Web page and app entries:

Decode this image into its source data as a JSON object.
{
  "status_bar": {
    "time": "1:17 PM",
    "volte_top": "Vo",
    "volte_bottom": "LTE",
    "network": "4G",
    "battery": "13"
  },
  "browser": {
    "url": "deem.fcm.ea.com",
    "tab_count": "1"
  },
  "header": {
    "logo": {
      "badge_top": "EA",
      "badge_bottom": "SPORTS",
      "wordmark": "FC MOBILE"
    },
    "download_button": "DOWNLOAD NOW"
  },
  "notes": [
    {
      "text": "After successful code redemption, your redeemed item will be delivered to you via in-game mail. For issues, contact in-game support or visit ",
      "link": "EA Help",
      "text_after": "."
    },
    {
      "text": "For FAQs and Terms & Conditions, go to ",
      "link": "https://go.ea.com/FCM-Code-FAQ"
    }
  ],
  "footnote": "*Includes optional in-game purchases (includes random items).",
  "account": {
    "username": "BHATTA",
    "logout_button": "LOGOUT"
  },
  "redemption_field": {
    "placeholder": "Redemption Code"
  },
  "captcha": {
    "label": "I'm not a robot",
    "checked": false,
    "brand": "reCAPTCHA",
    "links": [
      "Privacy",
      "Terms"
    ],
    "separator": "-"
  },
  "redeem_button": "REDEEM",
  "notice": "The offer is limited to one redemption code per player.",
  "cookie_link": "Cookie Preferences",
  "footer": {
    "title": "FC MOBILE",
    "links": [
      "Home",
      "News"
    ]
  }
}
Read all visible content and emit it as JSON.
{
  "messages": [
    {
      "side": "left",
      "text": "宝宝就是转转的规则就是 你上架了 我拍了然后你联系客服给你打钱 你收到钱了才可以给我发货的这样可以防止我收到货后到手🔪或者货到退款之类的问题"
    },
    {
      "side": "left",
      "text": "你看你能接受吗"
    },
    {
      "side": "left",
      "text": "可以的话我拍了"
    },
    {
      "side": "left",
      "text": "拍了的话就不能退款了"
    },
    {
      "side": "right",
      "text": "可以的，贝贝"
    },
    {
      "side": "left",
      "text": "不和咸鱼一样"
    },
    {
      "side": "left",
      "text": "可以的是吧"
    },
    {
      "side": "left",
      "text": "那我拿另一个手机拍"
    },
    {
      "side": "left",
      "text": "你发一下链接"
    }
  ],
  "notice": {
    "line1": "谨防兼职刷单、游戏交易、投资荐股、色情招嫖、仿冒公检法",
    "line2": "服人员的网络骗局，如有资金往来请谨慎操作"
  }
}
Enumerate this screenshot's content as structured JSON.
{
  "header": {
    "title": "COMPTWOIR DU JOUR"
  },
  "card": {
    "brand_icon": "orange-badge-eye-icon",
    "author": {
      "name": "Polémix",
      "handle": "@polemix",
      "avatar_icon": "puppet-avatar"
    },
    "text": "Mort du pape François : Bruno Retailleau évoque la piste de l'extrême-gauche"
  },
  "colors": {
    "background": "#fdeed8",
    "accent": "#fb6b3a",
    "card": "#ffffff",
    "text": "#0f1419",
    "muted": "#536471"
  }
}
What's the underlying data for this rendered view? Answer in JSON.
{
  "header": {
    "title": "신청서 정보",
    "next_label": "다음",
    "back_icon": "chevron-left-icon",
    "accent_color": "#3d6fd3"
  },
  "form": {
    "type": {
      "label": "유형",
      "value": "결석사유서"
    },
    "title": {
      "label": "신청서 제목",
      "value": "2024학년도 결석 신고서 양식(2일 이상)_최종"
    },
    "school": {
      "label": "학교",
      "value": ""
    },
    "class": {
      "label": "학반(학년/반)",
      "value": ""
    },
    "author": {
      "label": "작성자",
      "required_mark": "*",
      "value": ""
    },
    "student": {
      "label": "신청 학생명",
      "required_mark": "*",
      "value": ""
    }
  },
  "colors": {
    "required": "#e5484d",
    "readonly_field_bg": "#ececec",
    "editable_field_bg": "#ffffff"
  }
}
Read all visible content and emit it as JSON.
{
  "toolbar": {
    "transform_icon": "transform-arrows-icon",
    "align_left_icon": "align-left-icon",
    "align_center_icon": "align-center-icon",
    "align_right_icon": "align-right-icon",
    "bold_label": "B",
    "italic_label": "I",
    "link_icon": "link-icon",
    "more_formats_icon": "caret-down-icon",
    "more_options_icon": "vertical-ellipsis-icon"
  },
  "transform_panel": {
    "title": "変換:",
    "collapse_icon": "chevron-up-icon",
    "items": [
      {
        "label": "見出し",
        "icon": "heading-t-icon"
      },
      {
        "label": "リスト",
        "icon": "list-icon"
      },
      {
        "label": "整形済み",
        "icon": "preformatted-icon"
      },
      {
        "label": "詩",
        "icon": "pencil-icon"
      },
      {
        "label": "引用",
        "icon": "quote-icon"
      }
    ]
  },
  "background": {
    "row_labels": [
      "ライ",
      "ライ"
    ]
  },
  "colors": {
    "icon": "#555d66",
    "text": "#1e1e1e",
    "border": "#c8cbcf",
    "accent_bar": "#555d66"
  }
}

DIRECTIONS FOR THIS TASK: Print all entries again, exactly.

FINAL ANSWER:
Decode this image into its source data as a JSON object.
{
  "status_bar": {
    "time": "1:17 PM",
    "volte_top": "Vo",
    "volte_bottom": "LTE",
    "network": "4G",
    "battery": "13"
  },
  "browser": {
    "url": "deem.fcm.ea.com",
    "tab_count": "1"
  },
  "header": {
    "logo": {
      "badge_top": "EA",
      "badge_bottom": "SPORTS",
      "wordmark": "FC MOBILE"
    },
    "download_button": "DOWNLOAD NOW"
  },
  "notes": [
    {
      "text": "After successful code redemption, your redeemed item will be delivered to you via in-game mail. For issues, contact in-game support or visit ",
      "link": "EA Help",
      "text_after": "."
    },
    {
      "text": "For FAQs and Terms & Conditions, go to ",
      "link": "https://go.ea.com/FCM-Code-FAQ"
    }
  ],
  "footnote": "*Includes optional in-game purchases (includes random items).",
  "account": {
    "username": "BHATTA",
    "logout_button": "LOGOUT"
  },
  "redemption_field": {
    "placeholder": "Redemption Code"
  },
  "captcha": {
    "label": "I'm not a robot",
    "checked": false,
    "brand": "reCAPTCHA",
    "links": [
      "Privacy",
      "Terms"
    ],
    "separator": "-"
  },
  "redeem_button": "REDEEM",
  "notice": "The offer is limited to one redemption code per player.",
  "cookie_link": "Cookie Preferences",
  "footer": {
    "title": "FC MOBILE",
    "links": [
      "Home",
      "News"
    ]
  }
}
Read all visible content and emit it as JSON.
{
  "messages": [
    {
      "side": "left",
      "text": "宝宝就是转转的规则就是 你上架了 我拍了然后你联系客服给你打钱 你收到钱了才可以给我发货的这样可以防止我收到货后到手🔪或者货到退款之类的问题"
    },
    {
      "side": "left",
      "text": "你看你能接受吗"
    },
    {
      "side": "left",
      "text": "可以的话我拍了"
    },
    {
      "side": "left",
      "text": "拍了的话就不能退款了"
    },
    {
      "side": "right",
      "text": "可以的，贝贝"
    },
    {
      "side": "left",
      "text": "不和咸鱼一样"
    },
    {
      "side": "left",
      "text": "可以的是吧"
    },
    {
      "side": "left",
      "text": "那我拿另一个手机拍"
    },
    {
      "side": "left",
      "text": "你发一下链接"
    }
  ],
  "notice": {
    "line1": "谨防兼职刷单、游戏交易、投资荐股、色情招嫖、仿冒公检法",
    "line2": "服人员的网络骗局，如有资金往来请谨慎操作"
  }
}
Enumerate this screenshot's content as structured JSON.
{
  "header": {
    "title": "COMPTWOIR DU JOUR"
  },
  "card": {
    "brand_icon": "orange-badge-eye-icon",
    "author": {
      "name": "Polémix",
      "handle": "@polemix",
      "avatar_icon": "puppet-avatar"
    },
    "text": "Mort du pape François : Bruno Retailleau évoque la piste de l'extrême-gauche"
  },
  "colors": {
    "background": "#fdeed8",
    "accent": "#fb6b3a",
    "card": "#ffffff",
    "text": "#0f1419",
    "muted": "#536471"
  }
}
What's the underlying data for this rendered view? Answer in JSON.
{
  "header": {
    "title": "신청서 정보",
    "next_label": "다음",
    "back_icon": "chevron-left-icon",
    "accent_color": "#3d6fd3"
  },
  "form": {
    "type": {
      "label": "유형",
      "value": "결석사유서"
    },
    "title": {
      "label": "신청서 제목",
      "value": "2024학년도 결석 신고서 양식(2일 이상)_최종"
    },
    "school": {
      "label": "학교",
      "value": ""
    },
    "class": {
      "label": "학반(학년/반)",
      "value": ""
    },
    "author": {
      "label": "작성자",
      "required_mark": "*",
      "value": ""
    },
    "student": {
      "label": "신청 학생명",
      "required_mark": "*",
      "value": ""
    }
  },
  "colors": {
    "required": "#e5484d",
    "readonly_field_bg": "#ececec",
    "editable_field_bg": "#ffffff"
  }
}
Read all visible content and emit it as JSON.
{
  "toolbar": {
    "transform_icon": "transform-arrows-icon",
    "align_left_icon": "align-left-icon",
    "align_center_icon": "align-center-icon",
    "align_right_icon": "align-right-icon",
    "bold_label": "B",
    "italic_label": "I",
    "link_icon": "link-icon",
    "more_formats_icon": "caret-down-icon",
    "more_options_icon": "vertical-ellipsis-icon"
  },
  "transform_panel": {
    "title": "変換:",
    "collapse_icon": "chevron-up-icon",
    "items": [
      {
        "label": "見出し",
        "icon": "heading-t-icon"
      },
      {
        "label": "リスト",
        "icon": "list-icon"
      },
      {
        "label": "整形済み",
        "icon": "preformatted-icon"
      },
      {
        "label": "詩",
        "icon": "pencil-icon"
      },
      {
        "label": "引用",
        "icon": "quote-icon"
      }
    ]
  },
  "background": {
    "row_labels": [
      "ライ",
      "ライ"
    ]
  },
  "colors": {
    "icon": "#555d66",
    "text": "#1e1e1e",
    "border": "#c8cbcf",
    "accent_bar": "#555d66"
  }
}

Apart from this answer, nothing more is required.